U.S.-Iran Crisis Locked in a Stalemate
The Trump administration’s decision to impose sanctions on Iran’s Supreme Leader Ayatollah Ali Khamenei and other senior Iranians hasn’t been well received in Tehran.
President Hassan Rouhani said in a televised address to a meeting of healthcare professionals on 25 June 2019 that President Donald Trump’s measures against Iran’s supreme leader would be “useless.”
“They said they want to confiscate the leader’s property. The leader owns a Hoseyniyyeh [a prayer venue] and a simple house. Our leaders are not like the leaders of other countries who have billions of money on foreign accounts that you could appropriate,” Rouhani said in the televised address.
“You immediately proved you were lying. You are not sincere. You are not looking to negotiate,” he added.
While calling the White House “mentally retarded,” “desperate and confused,” Rouhani ridiculed the US effort to impose sanctions against the supreme leader. He noted that the supreme leader neither visits the US nor does business with it.
“Today, the Americans have become desperate and confused. This has made them take unusual measures and talk nonsense,” he stated.
Foreign Ministry spokesman Abbas Mousavi said the US government “is destroying the established international mechanisms for maintaining world peace and security.”
“Imposing useless sanctions on Iran’s Supreme Leader and the commander of Iran’s diplomacy is a permanent closure of the path of diplomacy,” Mousavi said on Twitter.
What are Trump’s measure?
Trump said the measures would deny Iran’s Supreme Leader and those closely affiliated with him access to key financial resources and support.
“The supreme leader of Iran is one who ultimately is responsible for the hostile conduct of the regime. He’s respected within his country. His office oversees the regime’s most brutal instruments, including the Islamic Revolution Guards Corps,” Trump said to the press in the Oval Office.

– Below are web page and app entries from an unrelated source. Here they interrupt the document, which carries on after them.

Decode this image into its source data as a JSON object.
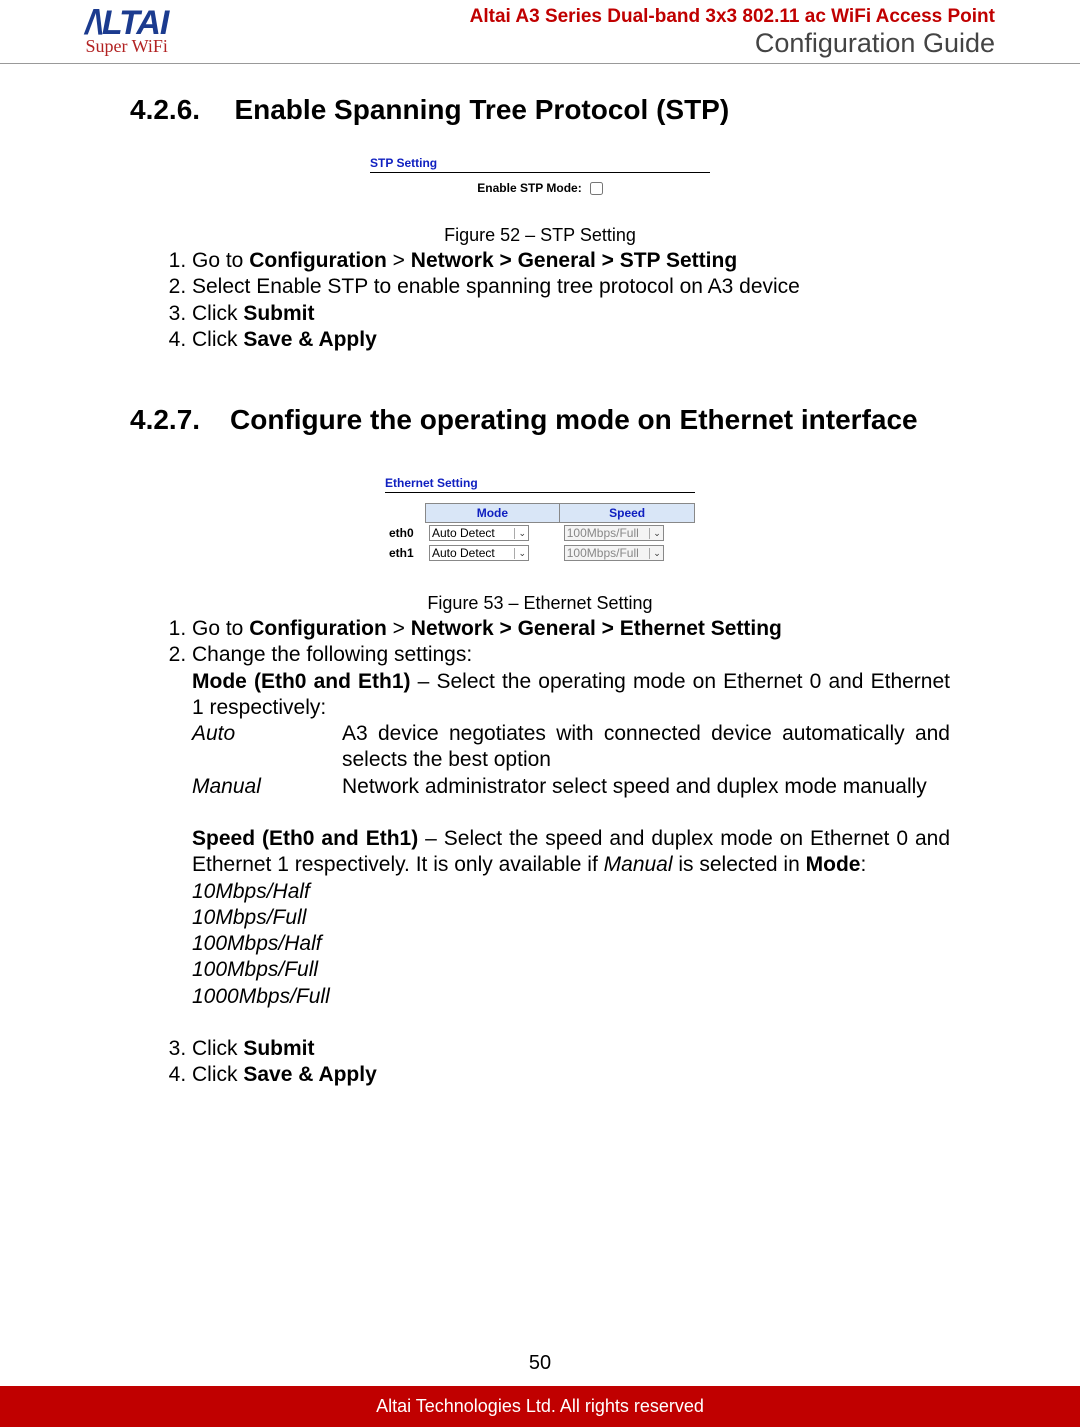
{
  "header": {
    "logo_main": "/\\LTAI",
    "logo_sub": "Super WiFi",
    "title": "Altai A3 Series Dual-band 3x3 802.11 ac WiFi Access Point",
    "subtitle": "Configuration Guide"
  },
  "s426": {
    "num": "4.2.6.",
    "title": "Enable Spanning Tree Protocol (STP)",
    "stp_heading": "STP Setting",
    "stp_label": "Enable STP Mode:",
    "fig": "Figure 52 – STP Setting",
    "steps": {
      "s1a": "Go to ",
      "s1b": "Configuration",
      "s1c": " > ",
      "s1d": "Network > General > STP Setting",
      "s2": "Select Enable STP to enable spanning tree protocol on A3 device",
      "s3a": "Click ",
      "s3b": "Submit",
      "s4a": "Click ",
      "s4b": "Save & Apply"
    }
  },
  "s427": {
    "num": "4.2.7.",
    "title": "Configure the operating mode on Ethernet interface",
    "eth_heading": "Ethernet Setting",
    "th_mode": "Mode",
    "th_speed": "Speed",
    "rows": {
      "r0": {
        "name": "eth0",
        "mode": "Auto Detect",
        "speed": "100Mbps/Full"
      },
      "r1": {
        "name": "eth1",
        "mode": "Auto Detect",
        "speed": "100Mbps/Full"
      }
    },
    "fig": "Figure 53 – Ethernet Setting",
    "step1a": "Go to ",
    "step1b": "Configuration",
    "step1c": " > ",
    "step1d": "Network > General > Ethernet Setting",
    "step2": "Change the following settings:",
    "mode_label": "Mode (Eth0 and Eth1)",
    "mode_text": " – Select the operating mode on Ethernet 0 and Ethernet 1 respectively:",
    "auto_k": "Auto",
    "auto_v": "A3 device negotiates with connected device automatically and selects the best option",
    "manual_k": "Manual",
    "manual_v": "Network administrator select speed and duplex mode manually",
    "speed_label": "Speed (Eth0 and Eth1)",
    "speed_text_a": " – Select the speed and duplex mode on Ethernet 0 and Ethernet 1 respectively. It is only available if ",
    "speed_text_b": "Manual",
    "speed_text_c": " is selected in ",
    "speed_text_d": "Mode",
    "speed_text_e": ":",
    "opt1": "10Mbps/Half",
    "opt2": "10Mbps/Full",
    "opt3": "100Mbps/Half",
    "opt4": "100Mbps/Full",
    "opt5": "1000Mbps/Full",
    "step3a": "Click ",
    "step3b": "Submit",
    "step4a": "Click ",
    "step4b": "Save & Apply"
  },
  "page_num": "50",
  "footer": "Altai Technologies Ltd. All rights reserved"
}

National Security Advisor John Bolton called the Islamic Republic “a source of belligerence and aggression” in the Middle East.
Between an invitation to negotiations and demand for complete compliance, Bolton renewed the Trump administration’s demands that Tehran should abandon its efforts to develop nuclear weapons.
“The President has left the door open for real negotiations to completely and verifiably eliminate Iran’s nuclear weapons program, its pursuit of ballistic missile delivery systems, its support for international terrorism and its other malign behaviour worldwide. Iran just has to go through this open door,” Bolton said.
There are real fears of negative impact on neighbours.
Pakistani Foreign Minister Shah Mehmood Qureshi fears that tensions between the US and Iran could also have a negative impact on the situation in neighbouring Afghanistan.
“Pakistan wants a negotiated solution to these tensions. I do not think increasing tensions in the region will help either the US, Iran or the entire region,” Qureshi said.
Tensions between the two countries are now at their highest level in years. Iran’s shooting down of a US drone has also aggravated the tone between Tehran and Washington in recent weeks, as have alleged attacks on cargo ships in the Gulf of Oman, for which the US blamed Iran. While Iran denied responsibility for the ship attacks, it has recently threatened to exceed enrichment limits allowed under the nuclear deal.
On Monday, the UK, Germany, and France issued a joint statement calling for “de-escalation and dialogue” in the midst of “grave concern” over rising tensions in the Gulf region.